Pathological Crying, Pathological Laughter

Pathological Crying, Pathological Laughter

Pathological laughter and pathological crying (PLC), or forced laughter and crying, have been defined as reflecting an incongruence of mood (subjective feeling) and expression or affect ("objective", observed), such that patients laugh involuntarily though not happy, or cry though not sad. There may be a sense that the patient is struggling against these displays of emotion, in contrast to the situation in other forms of emotional lability where there is said to be congruence of mood and affect, although sudden fluctuations and exaggerated emotional expression are common to both, suggesting a degree of overlap.
PLC are ascribed to a loss (release) of the normal inhibition of the motor component of facial expression (i.e., cortical-subcortical disinhibition). PLC may occur in the context of a pseudobulbar palsy ("pseudobulbar affect") but not invariably so.
PLC has been reported in:

Multiple sclerosis: crying > laughing; related to intellectual impairment (more extensive brain involvement, but not brainstem)
Alzheimer’s disease
Stroke: PLC may be the harbinger of brainstem stroke or a feature of anterior choroidal artery territory infarctions; rarely a feature of TIAs
Motor neurone disease Head injury
Gelastic epilepsy.

Suggested treatments for PLC include: Amitriptyline
Levodopa Amantadine
Serotonin reuptake inhibitors: fluoxetine, citalopram.



Feinstein A. The clinical neuropsychiatry of multiple sclerosis.

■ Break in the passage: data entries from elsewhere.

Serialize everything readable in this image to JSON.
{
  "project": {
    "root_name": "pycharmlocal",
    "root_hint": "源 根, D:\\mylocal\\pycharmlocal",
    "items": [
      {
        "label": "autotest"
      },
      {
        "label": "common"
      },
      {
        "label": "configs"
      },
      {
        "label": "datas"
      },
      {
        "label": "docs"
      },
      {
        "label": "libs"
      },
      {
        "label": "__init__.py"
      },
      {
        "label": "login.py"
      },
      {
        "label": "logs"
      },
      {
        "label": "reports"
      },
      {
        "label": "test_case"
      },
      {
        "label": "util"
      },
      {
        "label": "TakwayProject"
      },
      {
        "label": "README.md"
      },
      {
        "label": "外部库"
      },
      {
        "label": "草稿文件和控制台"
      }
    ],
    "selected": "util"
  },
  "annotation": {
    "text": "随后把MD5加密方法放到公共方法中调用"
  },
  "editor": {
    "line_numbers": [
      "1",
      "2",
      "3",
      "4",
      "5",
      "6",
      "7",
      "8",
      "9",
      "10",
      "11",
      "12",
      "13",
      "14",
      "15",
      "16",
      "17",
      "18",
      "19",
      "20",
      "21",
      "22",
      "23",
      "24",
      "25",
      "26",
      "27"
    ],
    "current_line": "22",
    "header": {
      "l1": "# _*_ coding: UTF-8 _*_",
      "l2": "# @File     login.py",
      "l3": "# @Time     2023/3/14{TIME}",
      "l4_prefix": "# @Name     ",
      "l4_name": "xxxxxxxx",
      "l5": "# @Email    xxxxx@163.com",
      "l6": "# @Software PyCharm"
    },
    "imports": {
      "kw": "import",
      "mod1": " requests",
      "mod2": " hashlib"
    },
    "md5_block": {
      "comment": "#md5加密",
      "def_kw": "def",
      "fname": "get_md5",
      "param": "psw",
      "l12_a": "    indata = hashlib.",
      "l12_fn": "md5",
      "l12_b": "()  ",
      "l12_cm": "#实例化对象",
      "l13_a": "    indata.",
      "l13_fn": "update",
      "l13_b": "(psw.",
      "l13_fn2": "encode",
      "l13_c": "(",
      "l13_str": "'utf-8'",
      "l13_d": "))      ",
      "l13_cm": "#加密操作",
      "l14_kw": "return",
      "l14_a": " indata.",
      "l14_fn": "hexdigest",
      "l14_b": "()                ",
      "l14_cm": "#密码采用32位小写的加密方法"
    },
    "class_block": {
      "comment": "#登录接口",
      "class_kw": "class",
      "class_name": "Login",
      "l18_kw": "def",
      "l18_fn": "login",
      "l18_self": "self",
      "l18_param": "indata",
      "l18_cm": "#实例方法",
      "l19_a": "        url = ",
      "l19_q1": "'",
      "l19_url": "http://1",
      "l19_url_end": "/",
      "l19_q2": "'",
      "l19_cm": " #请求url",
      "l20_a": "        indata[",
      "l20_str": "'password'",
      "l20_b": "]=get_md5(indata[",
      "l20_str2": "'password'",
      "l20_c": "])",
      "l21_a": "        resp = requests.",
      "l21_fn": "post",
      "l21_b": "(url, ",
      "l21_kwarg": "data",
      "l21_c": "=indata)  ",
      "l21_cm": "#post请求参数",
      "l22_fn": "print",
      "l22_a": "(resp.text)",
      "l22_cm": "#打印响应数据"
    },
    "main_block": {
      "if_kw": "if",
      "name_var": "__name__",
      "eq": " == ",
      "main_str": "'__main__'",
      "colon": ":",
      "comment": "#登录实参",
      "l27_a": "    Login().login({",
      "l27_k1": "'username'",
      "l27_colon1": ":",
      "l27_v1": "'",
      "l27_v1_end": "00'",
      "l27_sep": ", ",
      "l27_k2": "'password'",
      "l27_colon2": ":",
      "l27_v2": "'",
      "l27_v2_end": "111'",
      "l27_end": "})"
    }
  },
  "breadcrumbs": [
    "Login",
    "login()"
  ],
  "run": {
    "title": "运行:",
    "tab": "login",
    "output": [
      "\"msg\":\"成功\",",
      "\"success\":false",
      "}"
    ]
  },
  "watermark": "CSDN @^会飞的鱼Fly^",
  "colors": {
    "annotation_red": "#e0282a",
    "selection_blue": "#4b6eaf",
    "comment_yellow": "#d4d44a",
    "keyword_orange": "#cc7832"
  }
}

Cambridge: Cambridge University Press, 1999: 65-79
Larner AJ. Crying spells as symptoms of a transient ischemic attack.
Journal of Neurology, Neurosurgery and Psychiatry 2000; 68: 800-801

Robinson RG. The clinical neuropsychiatry of stroke: cognitive, behavioral and emotional disorders following vascular brain injury. Cambridge: Cambridge University Press, 1998: 455-471
Wild B, Rodden FA, Grodd W, Ruch W. Neural correlates of laughter and humor. Brain 2003; 126: 2121-2138


Cross References

Automatism; Emotionalism, Emotional lability; Pseudobulbar palsy